Experienced filmmaker here, Go for 60+FPS if your gopro will allow it. So you can do slo motion if you need to, I would leave everything else on auto so if you go dark to light it can change as if your putting a decent video of this type of thing your longest shot is only gonna be 5-10 max. I would also recommend spare batteries as GoPros eat them.
There are many places to mount, all with advantages and disadvantages
I feel that barrel mounted is the best start
With this you find your first footage is mostly of the ground, some of the sky, the rest is where the barrel is pointing and shooting - which is typically what you want to see
Once you've watched back how much the barrel is pointing down or up then you more consciously hold the gun up
An advantage with barrel mounted is that it works for the majority of cameras and doesn't add anything to the profile of the gun - there's a hopper behind the camera
With a head mount to the left or right side of your goggles, if you put it on your shooting side then you get a lot of footage of your hopper, if you put it in your non shooting side then you get a lot of footage of trees and bunkers.
On the top of your goggles is a good vantage point for footage, avoiding the ground or sky, but can also be jerky when looking around the area (even if firing a rope of paint on one spot you may find your head twitching left and right for awareness
With the exception of in front of your chin, any goggle mounted position for a GoPro or clone is a big bulky box making an easy target from the front.

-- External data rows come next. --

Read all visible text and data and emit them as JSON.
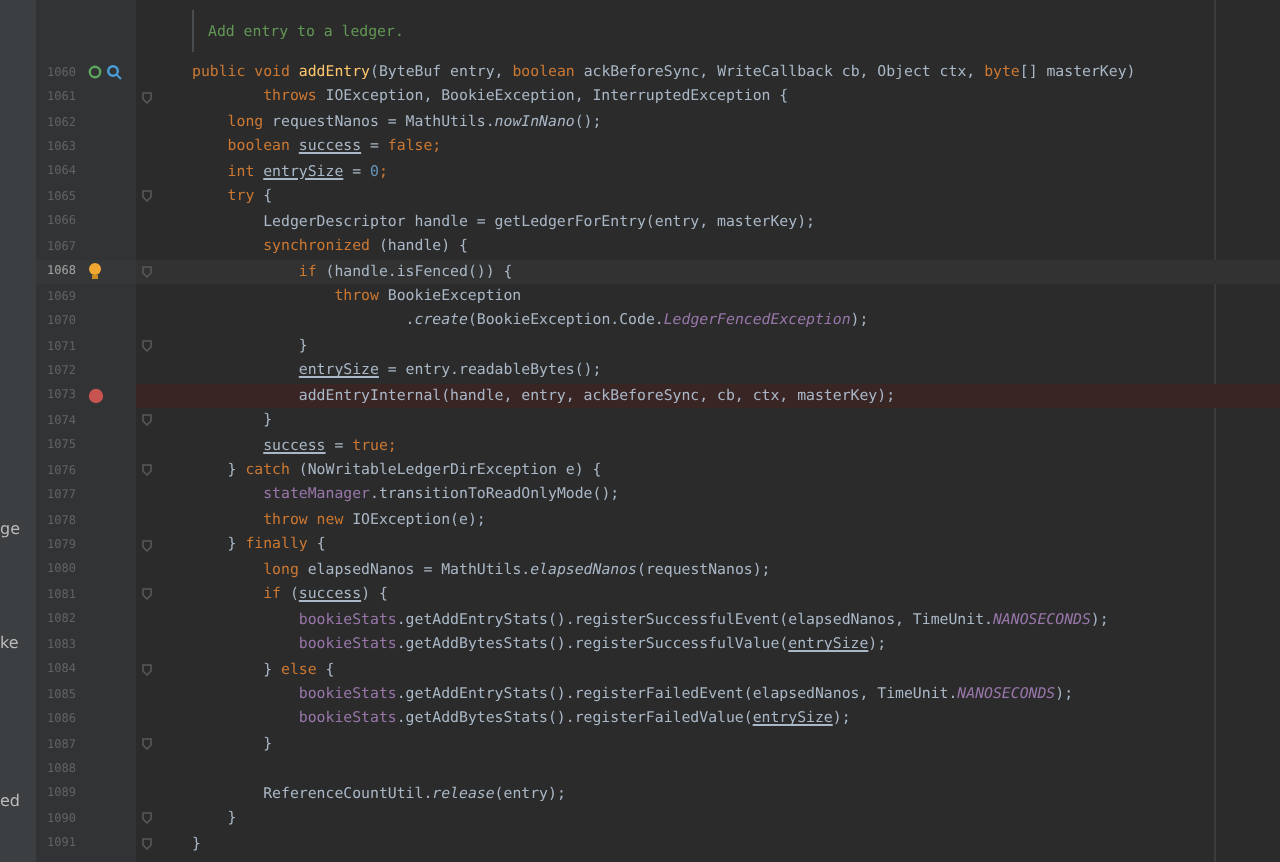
{
  "sidebar": {
    "items": [
      "ge",
      "ke",
      "ed"
    ]
  },
  "doc_comment": "Add entry to a ledger.",
  "lines": [
    {
      "number": "1060",
      "icons": [
        {
          "kind": "override"
        },
        {
          "kind": "implemented"
        }
      ],
      "tokens": [
        {
          "kind": "kw",
          "text": "public void "
        },
        {
          "kind": "decl",
          "text": "addEntry"
        },
        {
          "kind": "plain",
          "text": "(ByteBuf entry, "
        },
        {
          "kind": "kw",
          "text": "boolean "
        },
        {
          "kind": "plain",
          "text": "ackBeforeSync, WriteCallback cb, Object ctx, "
        },
        {
          "kind": "kw",
          "text": "byte"
        },
        {
          "kind": "plain",
          "text": "[] masterKey)"
        }
      ]
    },
    {
      "number": "1061",
      "fold": true,
      "tokens": [
        {
          "kind": "kw",
          "text": "        throws "
        },
        {
          "kind": "plain",
          "text": "IOException, BookieException, InterruptedException {"
        }
      ]
    },
    {
      "number": "1062",
      "tokens": [
        {
          "kind": "kw",
          "text": "    long "
        },
        {
          "kind": "plain",
          "text": "requestNanos = MathUtils."
        },
        {
          "kind": "ital",
          "text": "nowInNano"
        },
        {
          "kind": "plain",
          "text": "();"
        }
      ]
    },
    {
      "number": "1063",
      "tokens": [
        {
          "kind": "kw",
          "text": "    boolean "
        },
        {
          "kind": "var",
          "text": "success"
        },
        {
          "kind": "plain",
          "text": " = "
        },
        {
          "kind": "kw",
          "text": "false;"
        }
      ]
    },
    {
      "number": "1064",
      "tokens": [
        {
          "kind": "kw",
          "text": "    int "
        },
        {
          "kind": "var",
          "text": "entrySize"
        },
        {
          "kind": "plain",
          "text": " = "
        },
        {
          "kind": "num",
          "text": "0"
        },
        {
          "kind": "kw",
          "text": ";"
        }
      ]
    },
    {
      "number": "1065",
      "fold": true,
      "tokens": [
        {
          "kind": "kw",
          "text": "    try "
        },
        {
          "kind": "plain",
          "text": "{"
        }
      ]
    },
    {
      "number": "1066",
      "tokens": [
        {
          "kind": "plain",
          "text": "        LedgerDescriptor handle = getLedgerForEntry(entry, masterKey);"
        }
      ]
    },
    {
      "number": "1067",
      "tokens": [
        {
          "kind": "kw",
          "text": "        synchronized "
        },
        {
          "kind": "plain",
          "text": "(handle) {"
        }
      ]
    },
    {
      "number": "1068",
      "current": true,
      "fold": true,
      "icons": [
        {
          "kind": "bulb"
        }
      ],
      "tokens": [
        {
          "kind": "kw",
          "text": "            if "
        },
        {
          "kind": "plain",
          "text": "(handle.isFenced()) {"
        }
      ]
    },
    {
      "number": "1069",
      "tokens": [
        {
          "kind": "kw",
          "text": "                throw "
        },
        {
          "kind": "plain",
          "text": "BookieException"
        }
      ]
    },
    {
      "number": "1070",
      "tokens": [
        {
          "kind": "plain",
          "text": "                        ."
        },
        {
          "kind": "ital",
          "text": "create"
        },
        {
          "kind": "plain",
          "text": "(BookieException.Code."
        },
        {
          "kind": "const",
          "text": "LedgerFencedException"
        },
        {
          "kind": "plain",
          "text": ");"
        }
      ]
    },
    {
      "number": "1071",
      "fold": true,
      "tokens": [
        {
          "kind": "plain",
          "text": "            }"
        }
      ]
    },
    {
      "number": "1072",
      "tokens": [
        {
          "kind": "var",
          "text": "            entrySize"
        },
        {
          "kind": "plain",
          "text": " = entry.readableBytes();"
        }
      ]
    },
    {
      "number": "1073",
      "breakpoint": true,
      "tokens": [
        {
          "kind": "plain",
          "text": "            addEntryInternal(handle, entry, ackBeforeSync, cb, ctx, masterKey);"
        }
      ]
    },
    {
      "number": "1074",
      "fold": true,
      "tokens": [
        {
          "kind": "plain",
          "text": "        }"
        }
      ]
    },
    {
      "number": "1075",
      "tokens": [
        {
          "kind": "var",
          "text": "        success"
        },
        {
          "kind": "plain",
          "text": " = "
        },
        {
          "kind": "kw",
          "text": "true;"
        }
      ]
    },
    {
      "number": "1076",
      "fold": true,
      "tokens": [
        {
          "kind": "plain",
          "text": "    } "
        },
        {
          "kind": "kw",
          "text": "catch "
        },
        {
          "kind": "plain",
          "text": "(NoWritableLedgerDirException e) {"
        }
      ]
    },
    {
      "number": "1077",
      "tokens": [
        {
          "kind": "field",
          "text": "        stateManager"
        },
        {
          "kind": "plain",
          "text": ".transitionToReadOnlyMode();"
        }
      ]
    },
    {
      "number": "1078",
      "tokens": [
        {
          "kind": "kw",
          "text": "        throw new "
        },
        {
          "kind": "plain",
          "text": "IOException(e);"
        }
      ]
    },
    {
      "number": "1079",
      "fold": true,
      "tokens": [
        {
          "kind": "plain",
          "text": "    } "
        },
        {
          "kind": "kw",
          "text": "finally "
        },
        {
          "kind": "plain",
          "text": "{"
        }
      ]
    },
    {
      "number": "1080",
      "tokens": [
        {
          "kind": "kw",
          "text": "        long "
        },
        {
          "kind": "plain",
          "text": "elapsedNanos = MathUtils."
        },
        {
          "kind": "ital",
          "text": "elapsedNanos"
        },
        {
          "kind": "plain",
          "text": "(requestNanos);"
        }
      ]
    },
    {
      "number": "1081",
      "fold": true,
      "tokens": [
        {
          "kind": "kw",
          "text": "        if "
        },
        {
          "kind": "plain",
          "text": "("
        },
        {
          "kind": "var",
          "text": "success"
        },
        {
          "kind": "plain",
          "text": ") {"
        }
      ]
    },
    {
      "number": "1082",
      "tokens": [
        {
          "kind": "field",
          "text": "            bookieStats"
        },
        {
          "kind": "plain",
          "text": ".getAddEntryStats().registerSuccessfulEvent(elapsedNanos, TimeUnit."
        },
        {
          "kind": "const",
          "text": "NANOSECONDS"
        },
        {
          "kind": "plain",
          "text": ");"
        }
      ]
    },
    {
      "number": "1083",
      "tokens": [
        {
          "kind": "field",
          "text": "            bookieStats"
        },
        {
          "kind": "plain",
          "text": ".getAddBytesStats().registerSuccessfulValue("
        },
        {
          "kind": "var",
          "text": "entrySize"
        },
        {
          "kind": "plain",
          "text": ");"
        }
      ]
    },
    {
      "number": "1084",
      "fold": true,
      "tokens": [
        {
          "kind": "plain",
          "text": "        } "
        },
        {
          "kind": "kw",
          "text": "else "
        },
        {
          "kind": "plain",
          "text": "{"
        }
      ]
    },
    {
      "number": "1085",
      "tokens": [
        {
          "kind": "field",
          "text": "            bookieStats"
        },
        {
          "kind": "plain",
          "text": ".getAddEntryStats().registerFailedEvent(elapsedNanos, TimeUnit."
        },
        {
          "kind": "const",
          "text": "NANOSECONDS"
        },
        {
          "kind": "plain",
          "text": ");"
        }
      ]
    },
    {
      "number": "1086",
      "tokens": [
        {
          "kind": "field",
          "text": "            bookieStats"
        },
        {
          "kind": "plain",
          "text": ".getAddBytesStats().registerFailedValue("
        },
        {
          "kind": "var",
          "text": "entrySize"
        },
        {
          "kind": "plain",
          "text": ");"
        }
      ]
    },
    {
      "number": "1087",
      "fold": true,
      "tokens": [
        {
          "kind": "plain",
          "text": "        }"
        }
      ]
    },
    {
      "number": "1088"
    },
    {
      "number": "1089",
      "tokens": [
        {
          "kind": "plain",
          "text": "        ReferenceCountUtil."
        },
        {
          "kind": "ital",
          "text": "release"
        },
        {
          "kind": "plain",
          "text": "(entry);"
        }
      ]
    },
    {
      "number": "1090",
      "fold": true,
      "tokens": [
        {
          "kind": "plain",
          "text": "    }"
        }
      ]
    },
    {
      "number": "1091",
      "fold": true,
      "tokens": [
        {
          "kind": "plain",
          "text": "}"
        }
      ]
    }
  ]
}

A tubular camera such as the contour or the generic 'barrel' cameras is more compact and suited to the side of your head
If stepping away from the latest branded camera, there are very good cameras at reasonable prices and you can quite quickly build a small collection such as:

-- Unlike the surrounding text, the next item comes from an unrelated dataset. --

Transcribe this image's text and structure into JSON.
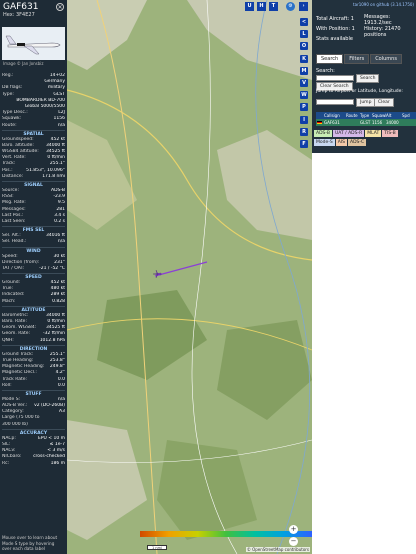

1) barrel cam
2) head cam
3) rear facing gun cam - pointed at you
Then also perhaps a body cam, but front facing will tend to be obscured by your gun, though I have seen people with rear facing body cams on their back.
4) a sight cam - telescopic sights are only much good for some limited use in paintball, but having a camera stuck to the back of a sight gives a good zoom 'kill cam'
If you want to keep going for unusual angles then consider a camera on a pole strapped to your back
This has disadvantages in the woods but gives great footage